Dancing soul

By Andrea Louise Thomas Photos Gary Sissons

Looking into the eyes of dance instructor Tomoko Inamura when she talks about contemporary dance, makes her dream visible. Her whole being lights up.

Watching her dance is witnessing joy. While she didn’t become a professional dancer due to life circumstances, she is very much a contemporary dancer with her own unmistakable style. Tomoko is proud to bring her enthusiasm and joy into the classroom when she teaches dance. 

Born in Mishima, Japan, a picturesque rural town with Mount Fuji over its shoulder, Tomoko’s life was upended when her engineer father accepted a job in Montgomery, Alabama. The family moved to a country that was completely foreign to them. Without a word of English, Tomoko had to start school in Year One. Most days she used her hall pass to go to the bathroom and cry, but within six months she learned to communicate in English.

That same year Tomoko started gymnastics. It gave her a sense of belonging as well as strength and coordination which proved useful later for dance. Her mother was a huge fan of Fred Astaire. Mother and daughter spent many happy hours watching old movies together. Tomoko thinks this is where her passion for dance was born. 

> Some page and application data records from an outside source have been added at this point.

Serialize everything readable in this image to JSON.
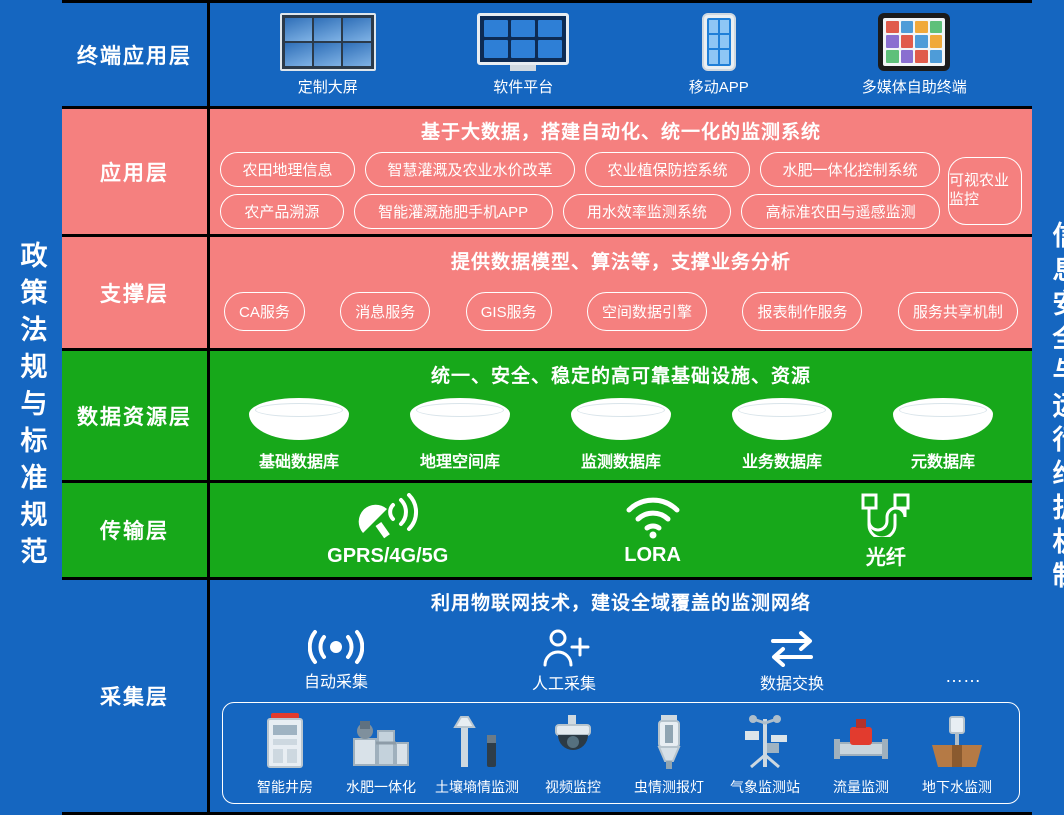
{
  "left_pillar": {
    "text": "政策法规与标准规范"
  },
  "right_pillar": {
    "text": "信息安全与运行维护机制"
  },
  "layers": {
    "terminal": {
      "label": "终端应用层",
      "items": [
        {
          "caption": "定制大屏",
          "icon": "video-wall-icon"
        },
        {
          "caption": "软件平台",
          "icon": "desktop-monitor-icon"
        },
        {
          "caption": "移动APP",
          "icon": "smartphone-icon"
        },
        {
          "caption": "多媒体自助终端",
          "icon": "kiosk-terminal-icon"
        }
      ]
    },
    "application": {
      "label": "应用层",
      "banner": "基于大数据，搭建自动化、统一化的监测系统",
      "row1": [
        "农田地理信息",
        "智慧灌溉及农业水价改革",
        "农业植保防控系统",
        "水肥一体化控制系统"
      ],
      "row2": [
        "农产品溯源",
        "智能灌溉施肥手机APP",
        "用水效率监测系统",
        "高标准农田与遥感监测"
      ],
      "tall": "可视农业监控"
    },
    "support": {
      "label": "支撑层",
      "banner": "提供数据模型、算法等，支撑业务分析",
      "items": [
        "CA服务",
        "消息服务",
        "GIS服务",
        "空间数据引擎",
        "报表制作服务",
        "服务共享机制"
      ]
    },
    "data_resource": {
      "label": "数据资源层",
      "banner": "统一、安全、稳定的高可靠基础设施、资源",
      "items": [
        "基础数据库",
        "地理空间库",
        "监测数据库",
        "业务数据库",
        "元数据库"
      ]
    },
    "transport": {
      "label": "传输层",
      "items": [
        {
          "caption": "GPRS/4G/5G",
          "icon": "satellite-dish-icon"
        },
        {
          "caption": "LORA",
          "icon": "wifi-signal-icon"
        },
        {
          "caption": "光纤",
          "icon": "fiber-optic-icon"
        }
      ]
    },
    "collection": {
      "label": "采集层",
      "banner": "利用物联网技术，建设全域覆盖的监测网络",
      "methods": [
        {
          "caption": "自动采集",
          "icon": "broadcast-signal-icon"
        },
        {
          "caption": "人工采集",
          "icon": "person-add-icon"
        },
        {
          "caption": "数据交换",
          "icon": "exchange-arrows-icon"
        }
      ],
      "more": "……",
      "sensors": [
        {
          "caption": "智能井房",
          "icon": "smart-well-cabinet-icon"
        },
        {
          "caption": "水肥一体化",
          "icon": "fertigation-machine-icon"
        },
        {
          "caption": "土壤墒情监测",
          "icon": "soil-moisture-probe-icon"
        },
        {
          "caption": "视频监控",
          "icon": "dome-camera-icon"
        },
        {
          "caption": "虫情测报灯",
          "icon": "insect-trap-lamp-icon"
        },
        {
          "caption": "气象监测站",
          "icon": "weather-station-icon"
        },
        {
          "caption": "流量监测",
          "icon": "flow-meter-icon"
        },
        {
          "caption": "地下水监测",
          "icon": "groundwater-monitor-icon"
        }
      ]
    }
  },
  "colors": {
    "blue": "#1566c0",
    "pink": "#f5807f",
    "green": "#17a81a",
    "background": "#000000",
    "white": "#ffffff"
  }
}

When she was in Year 7, the family moved back to Japan and Tomoko had culture shock in reverse. The school year had already started and having spent her primary years in America, she was ill-prepared for the rigours of Japanese schooling. Once again, she rose to the occasion. Gymnastics throughout high school helped with social connection and confidence. She choreographed her first dance piece in Year 8.

When Tomoko went to Sophia University in Tokyo to get a degree in Business and Economics, she pivoted from gymnastics to dance re-igniting a passion that had been percolating since childhood. 

Working in the Tokyo finance sector, she met her Australian husband to be. They became engaged and registered their marriage in Japan before he was transferred to Hong Kong for a great job opportunity. Their families met later in Bali for their marriage ceremony. Back in Hong Kong, Tomoko had to operate in another foreign culture and learn another new language. Again, she met the challenge.

Due to an economic downturn, Tomoko was made redundant from her job, but as the world of high finance in Hong Kong was very male-dominated, she was happy to leave it behind. It was serendipitous because a month later, she found out she was pregnant with their first child. A second child followed, then a third. Life became very busy.

A pivotal moment came after her third child was born. Tomoko opened her own dance school in Hong Kong, teaching children jazz and contemporary dance. “Through teaching I developed my own dance style. Having the freedom to choreograph what I wanted to do was amazing,” she says. 

You can be free with your expressions in movement and interpret the music any way you like 

When COVID hit in March 2020, Tomoko and her husband thought it would be safest to move the family back to Australia. They chose Mount Eliza and lockdowns kept them there. Tomoko continued teaching her students via Zoom. Though they expected to return to Hong Kong, they decided to stay in Mount Eliza. Culture shock number three plus lockdowns took a toll.

Lockdown six brought major depression, but escaping into movement in her home dance studio lifted Tomoko out of it. When businesses started opening up, she began teaching Zumba – a gateway into teaching dance again. “I like Zumba because it’s got so many dance styles incorporated into it from merengue and salsa to hip hop and belly dance and everything in between,” she says. Tomoko also choreographs her Zumba classes which has proved a lot of fun, though her greatest joy still comes from contemporary dance.

“At heart, I’m a lyrical contemporary dancer. I like conveying a message so each movement has meaning and builds on the one before it. I love contemporary because it mixes all the foundation dances. You can be free with your expressions in movement and interpret the music any way you like,” she says. 

Tomoko works at a number of gyms in Frankston and on the peninsula teaching Core and Mobility, Barre Pilates, Zumba and Aqua Zumba – all with a dancer’s flair. She has a real knack for showing people how to move correctly, safely and, of course, with style and grace. Tomoko’s students love her and are not shy about expressing their gratitude for the joy she brings through dance. 


Peninsula Essence July 2023